The middle school level will address the events of the day in their social studies classes, primarily with a civics lens. It is likely that middle school students have encountered a good deal of unfamiliar historical and political language today related to the process of certifying the election, and the manner in which the behaviors at the Capitol have been characterized by the media, and also social media.

Additionally, the natural inquisitive nature of early adolescence typically sparks dialogue about current events. Our social studies teachers are being provided with tools and resources to facilitate discussions while providing context for our students to comprehend the events of the day, and the implications as we move forward. Any student in need of additional intervention will be addressed through our support staff at the middle school level.

The high school level will also address these events in social studies classes.  Teachers will facilitate the discussion as students generate the questions. Our high school students are close to voting age. Among the relevant topics for classroom discussions are the process of elections, the constitutional role of Congress in presidential elections, and the idea that the events that transpired today are more about our democracy than politics. Alternative spaces will be provided for students during lunch waves and throughout the day to provide support when needed on an individual basis.

This is an emotional time and there will be a range of strong feelings from anger to sadness and fear. There will also be a great deal of confusion on the part of our students. Our high school community is just beginning to grieve the loss of a beloved classmate and the lingering emotional impact of the pandemic remains.  We will aim to validate our students’ feelings and questions, while doing our best to work through some very complex issues.

These strong feelings will be experienced by both students and adults. In my experience, these are the times when the humanity of our work intersects with our professional responsibilities. We are an organization composed of people and we bring all of our strengths and imperfections to our work every day. We will not be perfect, but we will answer the call and bring our professional best to serve your child tomorrow and beyond.

Pic Of The Day #1360

For nearly 4 years, “06880” has proudly posted a Pic of the Day. They celebrate this wonderful town, and the beauty that surrounds us everywhere, every day.
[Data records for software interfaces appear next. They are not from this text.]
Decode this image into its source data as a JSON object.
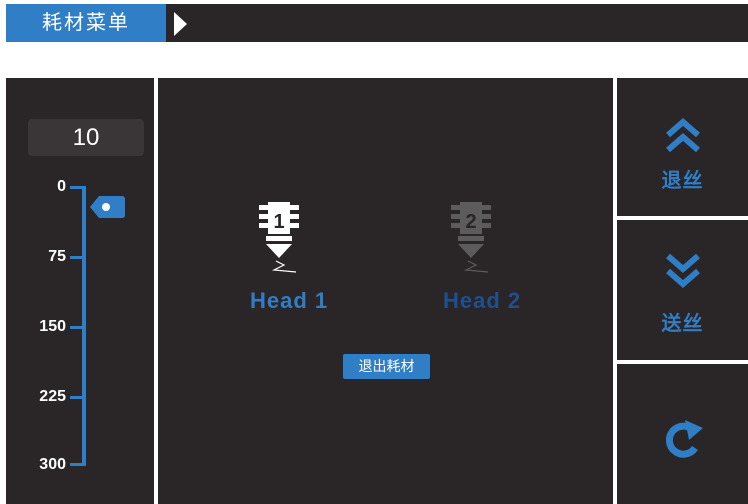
{
  "header": {
    "title": "耗材菜单",
    "arrow_icon": "triangle-right-icon"
  },
  "step_scale": {
    "current_step": "10",
    "ticks": [
      "0",
      "75",
      "150",
      "225",
      "300"
    ],
    "pointer_icon": "tag-pointer-icon",
    "pointer_value": 0
  },
  "heads": [
    {
      "number": "1",
      "label": "Head 1",
      "active": true
    },
    {
      "number": "2",
      "label": "Head 2",
      "active": false
    }
  ],
  "exit_button": {
    "label": "退出耗材"
  },
  "side_buttons": {
    "retract": {
      "label": "退丝",
      "icon": "double-chevron-up-icon"
    },
    "feed": {
      "label": "送丝",
      "icon": "double-chevron-down-icon"
    },
    "refresh": {
      "icon": "refresh-icon"
    }
  },
  "colors": {
    "accent": "#2f7ec6",
    "panel": "#2a2526",
    "inactive_head_label": "#1d4f91",
    "inactive_head_icon": "#5e5b5c"
  }
}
But Westport is just one tiny part of a much bigger, greater, more wonderful nation.

Today, we are not thinking of Westport. We are thinking of the United States of America.

The United States of America.

(Artist unknown)